[Data]
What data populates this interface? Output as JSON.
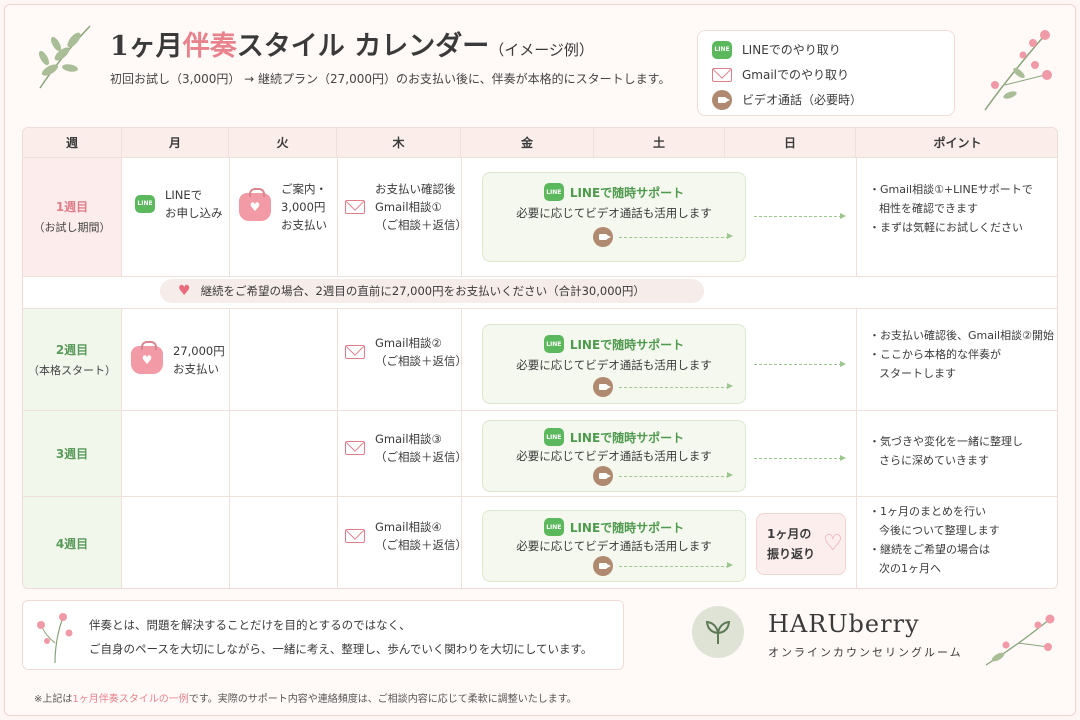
{
  "header": {
    "title_a": "1ヶ月",
    "title_b": "伴奏",
    "title_c": "スタイル カレンダー",
    "title_d": "（イメージ例）",
    "subtitle": "初回お試し（3,000円） →  継続プラン（27,000円）のお支払い後に、伴奏が本格的にスタートします。"
  },
  "legend": [
    {
      "icon": "line-icon",
      "label": "LINEでのやり取り"
    },
    {
      "icon": "mail-icon",
      "label": "Gmailでのやり取り"
    },
    {
      "icon": "video-icon",
      "label": "ビデオ通話（必要時）"
    }
  ],
  "columns": [
    "週",
    "月",
    "火",
    "木",
    "金",
    "土",
    "日",
    "ポイント"
  ],
  "weeks": [
    {
      "label": "1週目",
      "sub": "（お試し期間）"
    },
    {
      "label": "2週目",
      "sub": "（本格スタート）"
    },
    {
      "label": "3週目",
      "sub": ""
    },
    {
      "label": "4週目",
      "sub": ""
    }
  ],
  "cells": {
    "w1_mon": [
      "LINEで",
      "お申し込み"
    ],
    "w1_tue": [
      "ご案内・",
      "3,000円",
      "お支払い"
    ],
    "w1_thu": [
      "お支払い確認後",
      "Gmail相談①",
      "（ご相談＋返信）"
    ],
    "w2_mon": [
      "27,000円",
      "お支払い"
    ],
    "w2_thu": [
      "Gmail相談②",
      "（ご相談＋返信）"
    ],
    "w3_thu": [
      "Gmail相談③",
      "（ご相談＋返信）"
    ],
    "w4_thu": [
      "Gmail相談④",
      "（ご相談＋返信）"
    ]
  },
  "support": {
    "title": "LINEで随時サポート",
    "sub": "必要に応じてビデオ通話も活用します"
  },
  "band": "継続をご希望の場合、2週目の直前に27,000円をお支払いください（合計30,000円）",
  "reflect": [
    "1ヶ月の",
    "振り返り"
  ],
  "points": [
    [
      "・Gmail相談①+LINEサポートで",
      "相性を確認できます",
      "・まずは気軽にお試しください"
    ],
    [
      "・お支払い確認後、Gmail相談②開始",
      "・ここから本格的な伴奏が",
      "スタートします"
    ],
    [
      "・気づきや変化を一緒に整理し",
      "さらに深めていきます"
    ],
    [
      "・1ヶ月のまとめを行い",
      "今後について整理します",
      "・継続をご希望の場合は",
      "次の1ヶ月へ"
    ]
  ],
  "bottom": {
    "line1": "伴奏とは、問題を解決することだけを目的とするのではなく、",
    "line2": "ご自身のペースを大切にしながら、一緒に考え、整理し、歩んでいく関わりを大切にしています。"
  },
  "brand": {
    "name": "HARUberry",
    "sub": "オンラインカウンセリングルーム"
  },
  "note": {
    "a": "※上記は",
    "b": "1ヶ月伴奏スタイルの一例",
    "c": "です。実際のサポート内容や連絡頻度は、ご相談内容に応じて柔軟に調整いたします。"
  },
  "colors": {
    "pink": "#e8838e",
    "green": "#5bb85d",
    "video": "#b08a70",
    "week_green": "#5a9a5a"
  }
}
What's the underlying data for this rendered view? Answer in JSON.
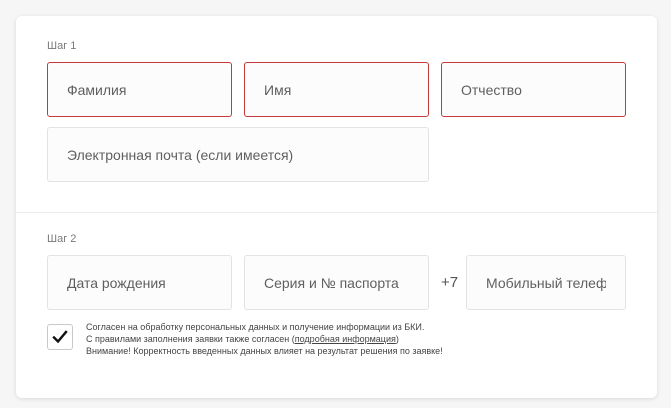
{
  "step1": {
    "label": "Шаг 1",
    "surname_placeholder": "Фамилия",
    "name_placeholder": "Имя",
    "patronymic_placeholder": "Отчество",
    "email_placeholder": "Электронная почта (если имеется)"
  },
  "step2": {
    "label": "Шаг 2",
    "birthdate_placeholder": "Дата рождения",
    "passport_placeholder": "Серия и № паспорта",
    "phone_prefix": "+7",
    "phone_placeholder": "Мобильный телефо"
  },
  "consent": {
    "checked": true,
    "line1": "Согласен на обработку персональных данных и получение информации из БКИ.",
    "line2_before": "С правилами заполнения заявки также согласен (",
    "line2_link": "подробная информация",
    "line2_after": ")",
    "line3": "Внимание! Корректность введенных данных влияет на результат решения по заявке!"
  },
  "colors": {
    "error_border": "#c43a3a",
    "field_border": "#e3e3e3",
    "text": "#555555"
  },
  "icons": {
    "checkbox_mark": "checkmark-icon"
  }
}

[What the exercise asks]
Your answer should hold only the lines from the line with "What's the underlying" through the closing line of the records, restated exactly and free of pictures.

[Finished exercise]
What's the underlying data for this rendered view? Answer in JSON.
{
  "step1": {
    "label": "Шаг 1",
    "surname_placeholder": "Фамилия",
    "name_placeholder": "Имя",
    "patronymic_placeholder": "Отчество",
    "email_placeholder": "Электронная почта (если имеется)"
  },
  "step2": {
    "label": "Шаг 2",
    "birthdate_placeholder": "Дата рождения",
    "passport_placeholder": "Серия и № паспорта",
    "phone_prefix": "+7",
    "phone_placeholder": "Мобильный телефо"
  },
  "consent": {
    "checked": true,
    "line1": "Согласен на обработку персональных данных и получение информации из БКИ.",
    "line2_before": "С правилами заполнения заявки также согласен (",
    "line2_link": "подробная информация",
    "line2_after": ")",
    "line3": "Внимание! Корректность введенных данных влияет на результат решения по заявке!"
  },
  "colors": {
    "error_border": "#c43a3a",
    "field_border": "#e3e3e3",
    "text": "#555555"
  },
  "icons": {
    "checkbox_mark": "checkmark-icon"
  }
}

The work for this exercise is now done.